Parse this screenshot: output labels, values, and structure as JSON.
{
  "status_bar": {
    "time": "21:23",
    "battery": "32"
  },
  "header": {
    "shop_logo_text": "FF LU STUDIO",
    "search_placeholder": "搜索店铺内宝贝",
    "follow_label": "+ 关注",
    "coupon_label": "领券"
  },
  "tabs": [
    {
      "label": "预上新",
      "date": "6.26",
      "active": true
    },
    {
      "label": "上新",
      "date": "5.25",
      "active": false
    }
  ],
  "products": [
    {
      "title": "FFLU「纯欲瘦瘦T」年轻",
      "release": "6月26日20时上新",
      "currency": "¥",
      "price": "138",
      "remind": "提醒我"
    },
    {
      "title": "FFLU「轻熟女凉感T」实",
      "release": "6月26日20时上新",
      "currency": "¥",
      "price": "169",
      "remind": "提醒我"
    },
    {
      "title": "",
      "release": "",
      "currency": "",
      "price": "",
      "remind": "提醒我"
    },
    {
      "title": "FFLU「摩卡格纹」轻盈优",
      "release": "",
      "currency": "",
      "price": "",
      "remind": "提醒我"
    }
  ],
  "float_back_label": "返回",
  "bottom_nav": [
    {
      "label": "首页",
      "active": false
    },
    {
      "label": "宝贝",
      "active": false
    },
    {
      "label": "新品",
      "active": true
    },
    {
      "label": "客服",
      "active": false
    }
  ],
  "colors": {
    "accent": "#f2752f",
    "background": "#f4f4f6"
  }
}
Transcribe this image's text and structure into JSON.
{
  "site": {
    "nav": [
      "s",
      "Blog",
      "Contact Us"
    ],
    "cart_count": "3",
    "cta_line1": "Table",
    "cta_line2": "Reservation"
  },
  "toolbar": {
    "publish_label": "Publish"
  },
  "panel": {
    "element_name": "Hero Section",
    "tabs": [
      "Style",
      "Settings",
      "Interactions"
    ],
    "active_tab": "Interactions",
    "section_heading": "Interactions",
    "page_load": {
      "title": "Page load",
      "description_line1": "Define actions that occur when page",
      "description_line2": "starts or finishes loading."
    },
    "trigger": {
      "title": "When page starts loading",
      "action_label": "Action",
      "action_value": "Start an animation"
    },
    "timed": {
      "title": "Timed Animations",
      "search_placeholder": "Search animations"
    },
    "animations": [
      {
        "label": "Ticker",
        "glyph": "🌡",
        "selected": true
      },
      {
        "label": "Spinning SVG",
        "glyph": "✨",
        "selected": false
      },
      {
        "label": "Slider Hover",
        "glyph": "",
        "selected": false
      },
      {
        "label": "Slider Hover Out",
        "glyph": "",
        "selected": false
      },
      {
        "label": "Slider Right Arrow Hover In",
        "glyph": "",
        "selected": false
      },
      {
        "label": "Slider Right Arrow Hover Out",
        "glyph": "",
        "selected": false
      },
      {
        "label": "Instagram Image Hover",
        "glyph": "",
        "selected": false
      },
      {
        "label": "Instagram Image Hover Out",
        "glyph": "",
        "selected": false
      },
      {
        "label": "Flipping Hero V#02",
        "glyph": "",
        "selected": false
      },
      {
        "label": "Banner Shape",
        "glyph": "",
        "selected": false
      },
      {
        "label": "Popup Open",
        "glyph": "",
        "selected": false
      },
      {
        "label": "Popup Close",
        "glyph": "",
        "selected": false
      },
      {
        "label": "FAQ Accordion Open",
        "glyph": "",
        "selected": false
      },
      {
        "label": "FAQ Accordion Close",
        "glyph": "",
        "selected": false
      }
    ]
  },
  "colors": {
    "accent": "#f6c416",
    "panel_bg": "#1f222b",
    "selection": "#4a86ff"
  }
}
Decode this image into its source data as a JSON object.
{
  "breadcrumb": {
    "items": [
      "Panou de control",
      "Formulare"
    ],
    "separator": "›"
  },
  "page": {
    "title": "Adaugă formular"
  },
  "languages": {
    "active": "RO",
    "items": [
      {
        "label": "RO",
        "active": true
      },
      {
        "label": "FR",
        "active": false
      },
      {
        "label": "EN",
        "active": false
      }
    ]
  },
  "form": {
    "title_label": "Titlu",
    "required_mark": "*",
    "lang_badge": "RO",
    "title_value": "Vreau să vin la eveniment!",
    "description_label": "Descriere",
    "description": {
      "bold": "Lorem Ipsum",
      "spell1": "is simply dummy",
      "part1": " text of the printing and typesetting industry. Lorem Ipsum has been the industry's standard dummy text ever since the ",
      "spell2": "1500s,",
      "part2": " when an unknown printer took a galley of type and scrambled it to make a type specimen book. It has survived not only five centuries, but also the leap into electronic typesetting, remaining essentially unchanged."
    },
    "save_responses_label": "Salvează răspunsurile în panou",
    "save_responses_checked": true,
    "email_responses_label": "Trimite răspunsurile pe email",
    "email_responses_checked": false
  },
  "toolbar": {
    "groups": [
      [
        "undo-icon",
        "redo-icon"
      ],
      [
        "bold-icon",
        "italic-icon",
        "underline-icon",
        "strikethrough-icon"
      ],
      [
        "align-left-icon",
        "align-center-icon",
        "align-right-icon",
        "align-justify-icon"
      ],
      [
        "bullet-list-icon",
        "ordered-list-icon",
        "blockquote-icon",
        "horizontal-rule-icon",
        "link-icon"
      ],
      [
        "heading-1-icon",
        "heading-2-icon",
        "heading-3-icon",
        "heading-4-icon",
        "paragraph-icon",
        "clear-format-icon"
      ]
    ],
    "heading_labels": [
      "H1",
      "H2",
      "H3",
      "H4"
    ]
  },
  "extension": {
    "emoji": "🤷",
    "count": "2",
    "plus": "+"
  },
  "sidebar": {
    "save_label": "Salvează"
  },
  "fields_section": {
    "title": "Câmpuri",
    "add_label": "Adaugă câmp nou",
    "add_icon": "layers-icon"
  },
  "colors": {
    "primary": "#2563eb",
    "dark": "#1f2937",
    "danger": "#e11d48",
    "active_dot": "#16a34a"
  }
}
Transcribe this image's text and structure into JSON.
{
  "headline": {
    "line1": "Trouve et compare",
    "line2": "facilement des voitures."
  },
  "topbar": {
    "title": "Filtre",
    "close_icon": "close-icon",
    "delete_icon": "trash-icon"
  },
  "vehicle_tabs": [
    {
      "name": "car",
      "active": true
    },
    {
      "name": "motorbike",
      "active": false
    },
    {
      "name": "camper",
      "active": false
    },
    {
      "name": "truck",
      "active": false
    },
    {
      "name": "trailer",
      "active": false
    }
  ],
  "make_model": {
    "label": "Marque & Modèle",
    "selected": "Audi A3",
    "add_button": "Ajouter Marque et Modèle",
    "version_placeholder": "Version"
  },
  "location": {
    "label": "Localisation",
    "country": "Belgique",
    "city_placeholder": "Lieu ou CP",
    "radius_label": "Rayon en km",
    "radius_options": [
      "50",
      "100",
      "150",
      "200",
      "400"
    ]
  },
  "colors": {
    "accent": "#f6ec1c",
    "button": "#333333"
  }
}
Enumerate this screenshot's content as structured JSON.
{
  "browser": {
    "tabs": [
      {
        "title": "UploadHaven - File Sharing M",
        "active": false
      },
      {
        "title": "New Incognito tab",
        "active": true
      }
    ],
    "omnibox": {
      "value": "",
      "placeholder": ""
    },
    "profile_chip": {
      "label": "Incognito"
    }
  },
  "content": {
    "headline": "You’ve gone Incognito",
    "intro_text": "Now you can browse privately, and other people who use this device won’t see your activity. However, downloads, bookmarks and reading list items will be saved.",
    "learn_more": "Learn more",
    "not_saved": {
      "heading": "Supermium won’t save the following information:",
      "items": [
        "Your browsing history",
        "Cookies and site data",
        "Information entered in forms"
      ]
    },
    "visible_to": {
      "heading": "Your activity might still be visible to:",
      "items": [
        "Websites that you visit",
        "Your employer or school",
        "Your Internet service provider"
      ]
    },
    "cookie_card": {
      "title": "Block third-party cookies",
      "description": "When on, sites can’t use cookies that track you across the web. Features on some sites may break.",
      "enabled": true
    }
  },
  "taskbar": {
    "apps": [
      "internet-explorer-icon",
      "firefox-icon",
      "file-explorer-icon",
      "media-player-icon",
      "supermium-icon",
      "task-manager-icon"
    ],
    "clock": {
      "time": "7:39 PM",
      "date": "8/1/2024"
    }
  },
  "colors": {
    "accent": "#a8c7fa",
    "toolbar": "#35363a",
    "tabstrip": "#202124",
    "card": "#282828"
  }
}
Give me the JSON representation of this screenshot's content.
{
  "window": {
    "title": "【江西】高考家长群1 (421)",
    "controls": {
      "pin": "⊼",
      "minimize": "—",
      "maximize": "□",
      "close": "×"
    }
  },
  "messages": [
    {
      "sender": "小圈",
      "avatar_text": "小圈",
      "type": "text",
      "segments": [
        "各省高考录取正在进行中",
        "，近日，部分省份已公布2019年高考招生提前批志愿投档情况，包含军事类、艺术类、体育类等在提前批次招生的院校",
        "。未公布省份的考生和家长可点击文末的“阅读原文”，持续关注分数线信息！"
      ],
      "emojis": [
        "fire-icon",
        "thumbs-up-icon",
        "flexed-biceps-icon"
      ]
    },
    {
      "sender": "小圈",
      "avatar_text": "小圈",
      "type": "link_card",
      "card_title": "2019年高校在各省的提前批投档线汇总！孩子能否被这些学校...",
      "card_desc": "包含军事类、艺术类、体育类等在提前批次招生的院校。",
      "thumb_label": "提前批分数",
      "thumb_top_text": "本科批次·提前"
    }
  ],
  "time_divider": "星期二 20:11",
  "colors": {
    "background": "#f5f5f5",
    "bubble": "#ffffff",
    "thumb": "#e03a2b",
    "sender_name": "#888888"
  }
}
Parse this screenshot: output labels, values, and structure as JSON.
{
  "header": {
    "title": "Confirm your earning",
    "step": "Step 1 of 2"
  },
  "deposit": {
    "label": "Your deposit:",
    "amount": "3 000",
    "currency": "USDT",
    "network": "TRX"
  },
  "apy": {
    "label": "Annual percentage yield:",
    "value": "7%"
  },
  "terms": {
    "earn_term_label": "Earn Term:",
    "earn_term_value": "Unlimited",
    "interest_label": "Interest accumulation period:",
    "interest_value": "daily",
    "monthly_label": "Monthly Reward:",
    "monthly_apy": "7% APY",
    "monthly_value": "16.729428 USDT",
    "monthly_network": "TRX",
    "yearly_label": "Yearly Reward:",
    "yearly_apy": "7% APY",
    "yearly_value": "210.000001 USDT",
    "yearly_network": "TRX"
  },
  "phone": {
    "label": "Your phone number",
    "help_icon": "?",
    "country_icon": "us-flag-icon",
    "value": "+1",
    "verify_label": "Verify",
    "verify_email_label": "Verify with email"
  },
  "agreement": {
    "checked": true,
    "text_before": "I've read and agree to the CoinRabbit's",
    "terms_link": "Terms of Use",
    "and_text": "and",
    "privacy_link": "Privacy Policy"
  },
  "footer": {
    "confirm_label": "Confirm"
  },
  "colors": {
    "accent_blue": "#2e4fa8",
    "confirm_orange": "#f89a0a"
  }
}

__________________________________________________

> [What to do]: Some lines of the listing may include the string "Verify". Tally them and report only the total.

> [Solved exercise]: 2